▶ TASK STATEMENT: Each record must be printed again exactly as it appears.

[Collection entries]
----

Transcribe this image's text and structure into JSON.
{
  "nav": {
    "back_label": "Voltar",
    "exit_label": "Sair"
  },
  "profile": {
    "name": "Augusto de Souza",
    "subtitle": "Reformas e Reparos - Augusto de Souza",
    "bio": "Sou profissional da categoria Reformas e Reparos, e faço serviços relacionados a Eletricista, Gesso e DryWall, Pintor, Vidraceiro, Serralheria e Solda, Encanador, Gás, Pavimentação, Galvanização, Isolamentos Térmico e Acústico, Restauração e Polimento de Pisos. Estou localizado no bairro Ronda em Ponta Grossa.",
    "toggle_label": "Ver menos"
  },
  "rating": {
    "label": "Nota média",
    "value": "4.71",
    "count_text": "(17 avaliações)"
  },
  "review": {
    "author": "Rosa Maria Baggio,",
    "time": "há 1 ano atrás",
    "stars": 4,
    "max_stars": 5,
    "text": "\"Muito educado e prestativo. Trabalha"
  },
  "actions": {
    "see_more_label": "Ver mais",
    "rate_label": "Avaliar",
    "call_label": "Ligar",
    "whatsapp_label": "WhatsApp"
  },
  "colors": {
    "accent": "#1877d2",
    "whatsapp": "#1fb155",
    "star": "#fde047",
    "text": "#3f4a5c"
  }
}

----

▶ SOLUTION BELOW:
Transcribe this image's text and structure into JSON.
{
  "nav": {
    "back_label": "Voltar",
    "exit_label": "Sair"
  },
  "profile": {
    "name": "Augusto de Souza",
    "subtitle": "Reformas e Reparos - Augusto de Souza",
    "bio": "Sou profissional da categoria Reformas e Reparos, e faço serviços relacionados a Eletricista, Gesso e DryWall, Pintor, Vidraceiro, Serralheria e Solda, Encanador, Gás, Pavimentação, Galvanização, Isolamentos Térmico e Acústico, Restauração e Polimento de Pisos. Estou localizado no bairro Ronda em Ponta Grossa.",
    "toggle_label": "Ver menos"
  },
  "rating": {
    "label": "Nota média",
    "value": "4.71",
    "count_text": "(17 avaliações)"
  },
  "review": {
    "author": "Rosa Maria Baggio,",
    "time": "há 1 ano atrás",
    "stars": 4,
    "max_stars": 5,
    "text": "\"Muito educado e prestativo. Trabalha"
  },
  "actions": {
    "see_more_label": "Ver mais",
    "rate_label": "Avaliar",
    "call_label": "Ligar",
    "whatsapp_label": "WhatsApp"
  },
  "colors": {
    "accent": "#1877d2",
    "whatsapp": "#1fb155",
    "star": "#fde047",
    "text": "#3f4a5c"
  }
}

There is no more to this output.